Soon after returning to Kansai, I experienced my first homestay in Japan. It was amazing. Although I was a bit nervous beforehand, my homestay family was incredibly nice and welcoming. I was lucky enough to ride the train multiple times with them on our way to and from Kyoto. I was in awe as they took me to visit Fushimi Inari and Byodoin Temple, both beautiful and historically-rich places in Japan.
Throughout the program I had the wonderful opportunity to meet so many new people, whether through my homestay, school visits, or dinner exchanges. I am beyond glad that I was advised to make both business cards and a Line account before the program began, because I’m now able to communicate with many of the people I met. Although it was a tearful goodbye with my host family and other friends at the farewell ceremony, I made lifelong friends with whom I could reconnect when I visit Japan again in the future.
The last few days of the program were bittersweet—as we had to say goodbye not only to Japan, but to each other. These are friends with whom I did karaoke until midnight. These are friends with whom I experienced an onsen for the first time, and with whom I freaked out about not knowing how to call for a taxi in Japanese. The return home was difficult, and although I wished that the program could continue, I remembered how fortunate I was to have been given such an opportunity in the first place, and with people as amazing as the 31 other Mippers. The generosity and vision of the Japan Foundation is truly remarkable, and I could never express how thankful I am to have been chosen to participate in this program.

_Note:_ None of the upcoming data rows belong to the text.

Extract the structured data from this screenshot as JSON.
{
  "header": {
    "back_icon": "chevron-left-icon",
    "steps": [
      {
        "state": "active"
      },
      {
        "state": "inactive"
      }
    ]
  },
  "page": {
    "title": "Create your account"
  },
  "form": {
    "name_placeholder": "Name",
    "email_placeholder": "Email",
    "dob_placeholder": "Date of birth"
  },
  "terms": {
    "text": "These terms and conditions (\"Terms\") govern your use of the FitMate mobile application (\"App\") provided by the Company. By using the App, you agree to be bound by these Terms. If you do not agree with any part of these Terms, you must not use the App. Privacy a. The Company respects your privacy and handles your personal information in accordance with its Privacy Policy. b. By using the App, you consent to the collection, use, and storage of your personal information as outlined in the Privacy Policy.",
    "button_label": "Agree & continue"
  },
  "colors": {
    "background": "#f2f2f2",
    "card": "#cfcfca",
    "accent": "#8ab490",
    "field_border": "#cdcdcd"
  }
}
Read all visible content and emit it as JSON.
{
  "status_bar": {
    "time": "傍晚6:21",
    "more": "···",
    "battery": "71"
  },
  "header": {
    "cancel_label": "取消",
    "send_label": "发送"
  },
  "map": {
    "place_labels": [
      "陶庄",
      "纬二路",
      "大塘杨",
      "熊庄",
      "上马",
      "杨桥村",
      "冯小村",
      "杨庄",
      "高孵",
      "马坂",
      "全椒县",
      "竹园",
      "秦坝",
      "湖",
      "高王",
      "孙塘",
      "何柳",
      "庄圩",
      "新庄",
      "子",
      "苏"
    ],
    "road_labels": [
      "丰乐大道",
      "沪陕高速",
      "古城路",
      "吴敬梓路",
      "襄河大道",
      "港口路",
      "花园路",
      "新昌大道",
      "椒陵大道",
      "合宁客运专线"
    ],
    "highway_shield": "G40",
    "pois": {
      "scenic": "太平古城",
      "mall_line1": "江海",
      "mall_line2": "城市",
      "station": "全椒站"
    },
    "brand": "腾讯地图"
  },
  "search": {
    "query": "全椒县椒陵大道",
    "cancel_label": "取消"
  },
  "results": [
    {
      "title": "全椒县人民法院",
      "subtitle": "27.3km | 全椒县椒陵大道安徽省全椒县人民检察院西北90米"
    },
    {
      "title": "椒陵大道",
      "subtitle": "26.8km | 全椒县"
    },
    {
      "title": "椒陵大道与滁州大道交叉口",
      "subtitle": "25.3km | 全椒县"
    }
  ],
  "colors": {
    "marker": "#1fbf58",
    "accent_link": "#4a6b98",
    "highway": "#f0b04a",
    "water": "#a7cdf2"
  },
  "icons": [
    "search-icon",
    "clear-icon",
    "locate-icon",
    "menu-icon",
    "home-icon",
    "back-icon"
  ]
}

Throughout the span of my two weeks in Japan, I was required to use my Japanese skills more than I ever had before. I realized even more how much I love speaking the language—it felt amazing to be able to communicate with students who knew little to no English. I now feel more motivated than ever to continue working on my Japanese skills. Furthermore, through the experiences I had in Japan, whether by meeting new people or learning more about the culture, I have developed my dream of working in Japan in the near future. JET-MIP has influenced me to not only continue improving my relations with the Japan and its people while in college, but to apply to be a JET soon after.
As an aspiring JET, I hope to make a difference in the lives of those I meet in Japan, just as Taylor Anderson and Monty Dickson did. And so to them: I would most of all like to say thank you. Thank you for being brave enough to pursue your own dreams, despite the difficulties you might have faced while doing so. You have served as an inspiration for me, my fellow Mippers, and countless others who wish to build a future upon a love for the Japanese culture. The profound impact you had on the people of Ishinomaki and Rikuzentakata was evident as we visited both cities. I truly admire the kindness, care, and dedication you showed for the people of Japan, and hope to one day emulate your example.
“A Tuesday in Kansai”
I took this picture on the day before we left Japan. It serves as a nice remembrance of the city I called home while I stayed in Japan and in which I made countless memories. I hope to return to this area one day, and reminisce on the JET-MIP days.